Leo Schulz reports on the regional practitioners whose expert work is demonstrating that London is not necessarily the best. It is acknowledged that the regional employment Bar can be seen as suffering from a credibility problem. Few solicitors really believe that barristers outside London do more than “dabble” in employment litigation. For a variety of reasons, expertise is concentrated in London, and even in the capital it is dominated by a handful of leading chambers.

“I always go to London,” says one west country solicitor when asked about employment barristers she would use or recommend outside the capital. “I am sure they are out there somewhere, but I do not know them, I never come across them.”

The point about not being fully-fledged specialists is particularly important, given that the solicitors are specialists themselves.

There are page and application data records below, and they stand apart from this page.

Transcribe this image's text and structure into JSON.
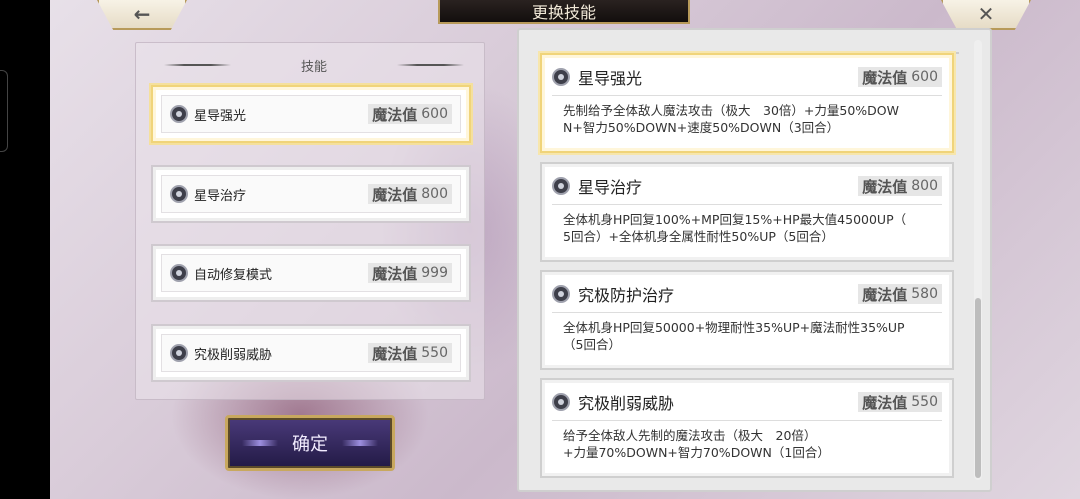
{
  "header": {
    "title": "更换技能",
    "back_icon": "←",
    "close_icon": "✕"
  },
  "left_panel": {
    "section_label": "技能",
    "slots": [
      {
        "name": "星导强光",
        "mp_label": "魔法值",
        "mp_value": "600",
        "selected": true
      },
      {
        "name": "星导治疗",
        "mp_label": "魔法值",
        "mp_value": "800",
        "selected": false
      },
      {
        "name": "自动修复模式",
        "mp_label": "魔法值",
        "mp_value": "999",
        "selected": false
      },
      {
        "name": "究极削弱威胁",
        "mp_label": "魔法值",
        "mp_value": "550",
        "selected": false
      }
    ]
  },
  "confirm_label": "确定",
  "skill_list": [
    {
      "name": "星导强光",
      "mp_label": "魔法值",
      "mp_value": "600",
      "selected": true,
      "desc_line1": "先制给予全体敌人魔法攻击（极大　30倍）+力量50%DOW",
      "desc_line2": "N+智力50%DOWN+速度50%DOWN（3回合）"
    },
    {
      "name": "星导治疗",
      "mp_label": "魔法值",
      "mp_value": "800",
      "selected": false,
      "desc_line1": "全体机身HP回复100%+MP回复15%+HP最大值45000UP（",
      "desc_line2": "5回合）+全体机身全属性耐性50%UP（5回合）"
    },
    {
      "name": "究极防护治疗",
      "mp_label": "魔法值",
      "mp_value": "580",
      "selected": false,
      "desc_line1": "全体机身HP回复50000+物理耐性35%UP+魔法耐性35%UP",
      "desc_line2": "（5回合）"
    },
    {
      "name": "究极削弱威胁",
      "mp_label": "魔法值",
      "mp_value": "550",
      "selected": false,
      "desc_line1": "给予全体敌人先制的魔法攻击（极大　20倍）",
      "desc_line2": "+力量70%DOWN+智力70%DOWN（1回合）"
    }
  ],
  "colors": {
    "selected_border": "#f0d47a",
    "title_bg": "#1a1412",
    "confirm_bg": "#342a5f"
  }
}
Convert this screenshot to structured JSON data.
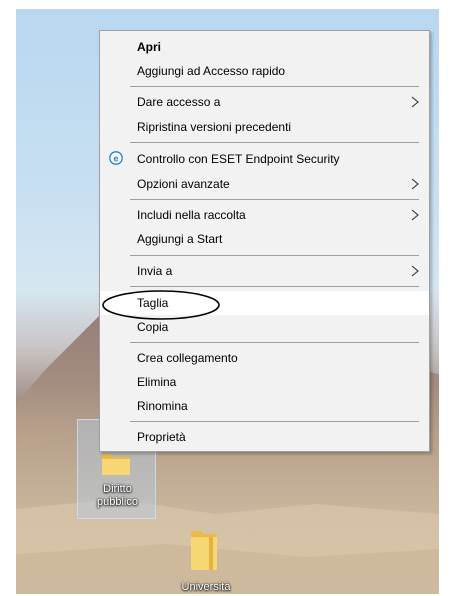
{
  "desktop": {
    "folders": [
      {
        "name": "Diritto\npubblico",
        "line1": "Diritto",
        "line2": "pubblico"
      },
      {
        "name": "Università"
      }
    ]
  },
  "context_menu": {
    "items": [
      {
        "label": "Apri",
        "bold": true
      },
      {
        "label": "Aggiungi ad Accesso rapido"
      },
      {
        "label": "Dare accesso a",
        "submenu": true
      },
      {
        "label": "Ripristina versioni precedenti"
      },
      {
        "label": "Controllo con ESET Endpoint Security",
        "icon": "eset-icon"
      },
      {
        "label": "Opzioni avanzate",
        "submenu": true
      },
      {
        "label": "Includi nella raccolta",
        "submenu": true
      },
      {
        "label": "Aggiungi a Start"
      },
      {
        "label": "Invia a",
        "submenu": true
      },
      {
        "label": "Taglia",
        "highlighted": true
      },
      {
        "label": "Copia"
      },
      {
        "label": "Crea collegamento"
      },
      {
        "label": "Elimina"
      },
      {
        "label": "Rinomina"
      },
      {
        "label": "Proprietà"
      }
    ]
  },
  "colors": {
    "menu_bg": "#f2f2f2",
    "separator": "#a0a0a0",
    "eset_accent": "#1e7fd6",
    "folder_yellow": "#f7d774"
  }
}
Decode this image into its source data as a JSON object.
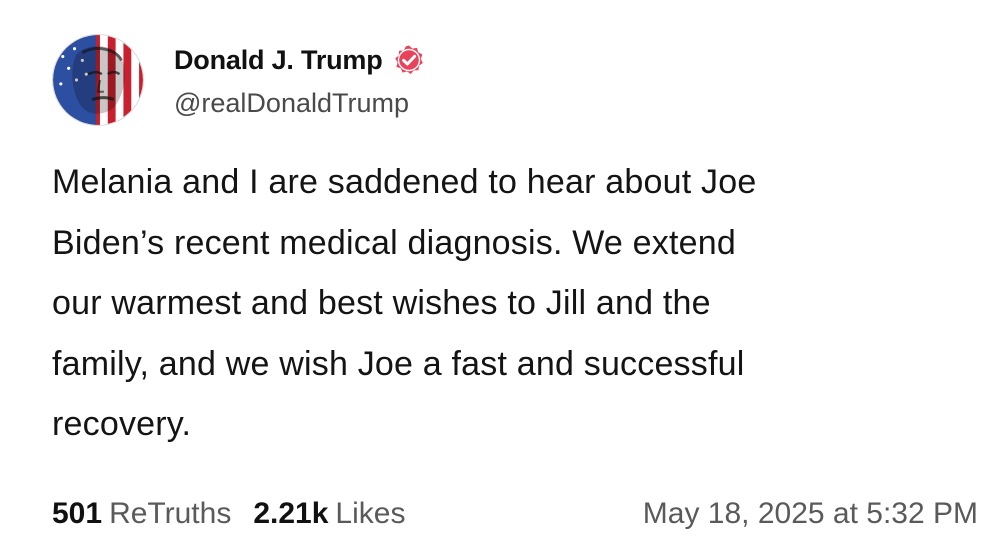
{
  "author": {
    "display_name": "Donald J. Trump",
    "handle": "@realDonaldTrump",
    "verified": true,
    "avatar_icon": "flag-portrait-avatar",
    "badge_icon": "verified-check-icon",
    "badge_color": "#e8435a"
  },
  "post": {
    "lines": [
      "Melania and I are saddened to hear about Joe",
      "Biden’s recent medical diagnosis. We extend",
      "our warmest and best wishes to Jill and the",
      "family, and we wish Joe a fast and successful",
      "recovery."
    ]
  },
  "stats": {
    "retruths_count": "501",
    "retruths_label": "ReTruths",
    "likes_count": "2.21k",
    "likes_label": "Likes"
  },
  "timestamp": "May 18, 2025 at 5:32 PM"
}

But one of the reasons solicitors are able to wield such influence in employment law is that hearings are typically before tribunals, chaired and run by solicitors, rather than in the high courts, where the judge in effect is a barrister.

“We do not use barristers for advocacy,” comments one solicitor in the Midlands. “We do all that ourselves. Our clients prefer it, because we know them and we know the case and there is little, if any, value for a barrister to add.”

“In tribunals there is no prejudice at all, not even a residue, against solicitor-advocates,” says another respondent. “If anything, it is the other way around. Litigants-in-person are treated with sympathy, solicitors are seen as neutral and there is an element of suspicion about having a barrister.”

The net effect is that barristers trying to forge a reputation in employment law are likely only ever to be asked to do half the job – to help unravel the legal basis of a case but not to plead it.

“Yes, that is true,” agrees a Birmingham solicitor. “We only go to barristers for opinions on points of law. And then, because it is a contained and particular piece of work, you tend to pay more and go to the best, where you feel you can be sure of your ground.”

Against specialisation and the specific mechanics of employment hearings, there is also the element of competition. Across the country, solicitors complain that the difference in fees between local Bars and London is negligible or non-existent. “For the difference of a few hundred pounds you can have a specialist from one of the top London chambers, as opposed to someone local who only does employment now and then,” explains a solicitor in the east Midlands. “There is not that much choice.”

“To get a seat in a leading London chamber you need an Oxbridge first or possibly even a double first. You are paying for someone of real intellectual power who can add some value for the client,” said another respondent.

John Hand QC of 9 St John Street chambers in Manchester and Old Square Chambers in London remains the leading regional employment barrister. Also mentioned at 9 St John Street were juniors Paul Gilroy and Nigel Grundy.

Robert Thomas at Guildhall Chambers in Bristol is described as “very good with clients, a sharp brain”.

Also in Bristol, at the annexe of Old Square Chambers, Barry Cotter continues to win praise from local solicitors, as does Toby Kempster.

Richard Seabrook at Ropewalk Chambers in Nottingham is “very good, very impressive, we like him”.

Also recommended are Jane Woodwark and Paul Cape, both at New Court Chambers in Newcastle.

Kevin O'Donovan at 5 Fountain Court in Birmingham is described as “tough but fair”, while at the same set Jennifer Jones is said to be “highly spoken of” and “good, commercial, knows her stuff, gets on with clients, close to the quality you would expect at 11 King's Bench Walk”.

Others mentioned at 5 Fountain Court include Tim Newman and Neil Thompson.

Recommended at 7 Fountain Court are Sarah George and David Lock, who one solicitor says is “really the only person that I rate”.

In Leeds, Jeffrey Lewis at 9 Woodhouse Square is said to have “the right approach”.